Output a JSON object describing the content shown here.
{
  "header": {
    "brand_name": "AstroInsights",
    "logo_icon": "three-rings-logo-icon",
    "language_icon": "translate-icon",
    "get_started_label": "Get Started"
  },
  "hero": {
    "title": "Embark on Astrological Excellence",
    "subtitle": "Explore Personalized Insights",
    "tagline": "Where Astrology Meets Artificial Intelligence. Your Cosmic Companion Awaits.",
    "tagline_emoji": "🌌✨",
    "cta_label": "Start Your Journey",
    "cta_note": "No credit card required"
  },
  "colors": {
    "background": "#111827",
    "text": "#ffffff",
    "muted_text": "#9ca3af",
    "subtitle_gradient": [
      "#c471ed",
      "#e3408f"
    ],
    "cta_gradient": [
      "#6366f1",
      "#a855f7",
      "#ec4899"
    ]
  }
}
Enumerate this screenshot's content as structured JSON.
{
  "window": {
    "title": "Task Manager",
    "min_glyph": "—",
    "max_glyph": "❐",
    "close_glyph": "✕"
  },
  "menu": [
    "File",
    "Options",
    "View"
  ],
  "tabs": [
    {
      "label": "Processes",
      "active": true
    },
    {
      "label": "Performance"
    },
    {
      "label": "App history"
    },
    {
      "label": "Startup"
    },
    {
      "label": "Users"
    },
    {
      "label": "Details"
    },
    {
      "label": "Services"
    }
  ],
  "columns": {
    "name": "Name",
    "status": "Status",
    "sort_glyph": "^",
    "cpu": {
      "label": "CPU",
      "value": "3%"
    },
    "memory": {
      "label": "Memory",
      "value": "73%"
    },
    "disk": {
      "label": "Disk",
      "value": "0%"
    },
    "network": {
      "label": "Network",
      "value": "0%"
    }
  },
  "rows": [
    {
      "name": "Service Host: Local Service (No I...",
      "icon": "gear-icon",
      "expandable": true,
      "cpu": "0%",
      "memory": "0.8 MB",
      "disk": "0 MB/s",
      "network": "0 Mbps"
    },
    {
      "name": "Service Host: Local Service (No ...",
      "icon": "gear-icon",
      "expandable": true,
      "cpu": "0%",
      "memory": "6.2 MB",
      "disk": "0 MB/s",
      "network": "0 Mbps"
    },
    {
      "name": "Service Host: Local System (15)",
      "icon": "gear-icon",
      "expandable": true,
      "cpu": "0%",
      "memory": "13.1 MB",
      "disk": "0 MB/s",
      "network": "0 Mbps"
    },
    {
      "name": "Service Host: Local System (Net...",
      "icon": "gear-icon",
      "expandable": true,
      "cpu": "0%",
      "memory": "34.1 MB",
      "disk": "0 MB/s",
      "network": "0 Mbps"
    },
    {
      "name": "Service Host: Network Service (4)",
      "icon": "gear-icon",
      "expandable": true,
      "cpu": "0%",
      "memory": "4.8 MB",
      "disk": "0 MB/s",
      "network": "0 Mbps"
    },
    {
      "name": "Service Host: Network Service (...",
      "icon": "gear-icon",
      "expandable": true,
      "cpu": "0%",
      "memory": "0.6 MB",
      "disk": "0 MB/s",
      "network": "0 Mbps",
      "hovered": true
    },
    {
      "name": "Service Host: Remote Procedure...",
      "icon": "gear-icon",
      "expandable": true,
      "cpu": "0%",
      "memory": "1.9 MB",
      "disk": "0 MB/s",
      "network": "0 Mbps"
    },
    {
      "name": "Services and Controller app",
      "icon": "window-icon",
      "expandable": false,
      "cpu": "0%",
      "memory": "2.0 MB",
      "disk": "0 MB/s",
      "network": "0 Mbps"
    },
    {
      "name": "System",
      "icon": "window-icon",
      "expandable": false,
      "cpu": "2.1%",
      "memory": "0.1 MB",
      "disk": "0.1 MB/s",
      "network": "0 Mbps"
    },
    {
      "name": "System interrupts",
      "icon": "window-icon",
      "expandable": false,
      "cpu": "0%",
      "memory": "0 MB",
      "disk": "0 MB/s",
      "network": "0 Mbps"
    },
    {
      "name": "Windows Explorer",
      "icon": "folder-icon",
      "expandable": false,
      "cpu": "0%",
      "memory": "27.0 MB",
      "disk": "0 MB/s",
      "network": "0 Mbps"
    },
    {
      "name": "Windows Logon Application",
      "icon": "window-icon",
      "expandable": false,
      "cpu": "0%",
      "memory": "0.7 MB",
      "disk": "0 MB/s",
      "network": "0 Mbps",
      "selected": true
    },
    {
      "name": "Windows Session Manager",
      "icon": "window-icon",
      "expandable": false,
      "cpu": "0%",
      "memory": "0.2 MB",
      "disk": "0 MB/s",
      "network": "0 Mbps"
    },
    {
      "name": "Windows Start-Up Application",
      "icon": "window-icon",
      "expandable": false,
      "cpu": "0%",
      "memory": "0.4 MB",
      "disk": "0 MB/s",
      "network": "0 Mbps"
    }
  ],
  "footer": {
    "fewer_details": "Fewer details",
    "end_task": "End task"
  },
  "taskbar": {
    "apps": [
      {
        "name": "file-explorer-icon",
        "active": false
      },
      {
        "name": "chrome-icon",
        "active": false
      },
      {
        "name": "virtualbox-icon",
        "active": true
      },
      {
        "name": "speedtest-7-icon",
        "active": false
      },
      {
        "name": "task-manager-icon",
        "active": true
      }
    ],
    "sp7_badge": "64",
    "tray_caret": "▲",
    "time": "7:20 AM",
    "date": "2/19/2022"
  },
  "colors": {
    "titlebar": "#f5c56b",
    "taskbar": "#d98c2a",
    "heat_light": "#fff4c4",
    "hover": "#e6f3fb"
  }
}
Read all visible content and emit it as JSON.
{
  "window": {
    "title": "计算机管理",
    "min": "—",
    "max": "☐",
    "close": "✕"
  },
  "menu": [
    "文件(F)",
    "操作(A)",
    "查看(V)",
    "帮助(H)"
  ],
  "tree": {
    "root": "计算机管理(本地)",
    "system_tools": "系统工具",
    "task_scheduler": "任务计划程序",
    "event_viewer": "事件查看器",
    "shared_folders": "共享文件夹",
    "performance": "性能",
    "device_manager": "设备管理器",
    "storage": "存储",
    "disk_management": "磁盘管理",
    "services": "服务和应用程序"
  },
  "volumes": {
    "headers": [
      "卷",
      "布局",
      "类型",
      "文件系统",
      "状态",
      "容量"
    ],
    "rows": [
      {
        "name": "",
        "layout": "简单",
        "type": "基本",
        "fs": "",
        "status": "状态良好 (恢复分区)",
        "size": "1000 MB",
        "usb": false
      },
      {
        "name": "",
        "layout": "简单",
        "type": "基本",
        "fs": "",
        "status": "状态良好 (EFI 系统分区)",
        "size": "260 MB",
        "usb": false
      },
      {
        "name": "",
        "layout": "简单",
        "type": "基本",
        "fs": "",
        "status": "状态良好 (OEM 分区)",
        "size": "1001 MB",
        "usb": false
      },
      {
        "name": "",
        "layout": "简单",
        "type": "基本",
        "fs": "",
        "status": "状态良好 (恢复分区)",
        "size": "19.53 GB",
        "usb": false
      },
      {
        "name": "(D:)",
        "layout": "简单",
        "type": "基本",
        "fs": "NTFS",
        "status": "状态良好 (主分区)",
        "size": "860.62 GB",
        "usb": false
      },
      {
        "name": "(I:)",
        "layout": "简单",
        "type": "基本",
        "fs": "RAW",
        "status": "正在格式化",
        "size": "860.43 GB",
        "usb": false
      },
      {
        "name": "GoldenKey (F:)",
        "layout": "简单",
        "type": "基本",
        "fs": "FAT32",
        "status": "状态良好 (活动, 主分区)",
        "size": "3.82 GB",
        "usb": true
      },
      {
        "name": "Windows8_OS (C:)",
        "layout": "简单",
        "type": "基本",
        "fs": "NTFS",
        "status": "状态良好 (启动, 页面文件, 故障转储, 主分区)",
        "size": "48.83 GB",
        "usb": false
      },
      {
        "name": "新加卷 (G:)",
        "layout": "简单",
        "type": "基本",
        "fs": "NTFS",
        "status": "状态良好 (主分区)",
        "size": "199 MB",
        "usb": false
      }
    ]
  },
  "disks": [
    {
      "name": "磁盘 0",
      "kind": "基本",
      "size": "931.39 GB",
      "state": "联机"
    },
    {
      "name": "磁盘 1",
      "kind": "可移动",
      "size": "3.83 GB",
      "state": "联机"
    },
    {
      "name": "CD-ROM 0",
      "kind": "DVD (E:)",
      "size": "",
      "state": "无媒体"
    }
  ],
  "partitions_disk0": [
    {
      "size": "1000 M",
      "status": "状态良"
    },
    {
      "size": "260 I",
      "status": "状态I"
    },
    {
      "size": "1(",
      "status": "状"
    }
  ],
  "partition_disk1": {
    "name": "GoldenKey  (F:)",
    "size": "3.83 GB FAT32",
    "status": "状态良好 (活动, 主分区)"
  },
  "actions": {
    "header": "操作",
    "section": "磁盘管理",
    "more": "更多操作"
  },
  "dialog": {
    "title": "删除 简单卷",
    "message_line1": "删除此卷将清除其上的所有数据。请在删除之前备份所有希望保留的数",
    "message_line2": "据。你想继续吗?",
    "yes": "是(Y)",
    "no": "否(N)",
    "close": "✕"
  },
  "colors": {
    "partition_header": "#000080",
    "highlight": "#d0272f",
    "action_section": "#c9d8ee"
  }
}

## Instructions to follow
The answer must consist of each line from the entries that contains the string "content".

## Task result
Output a JSON object describing the content shown here.
Enumerate this screenshot's content as structured JSON.
Read all visible content and emit it as JSON.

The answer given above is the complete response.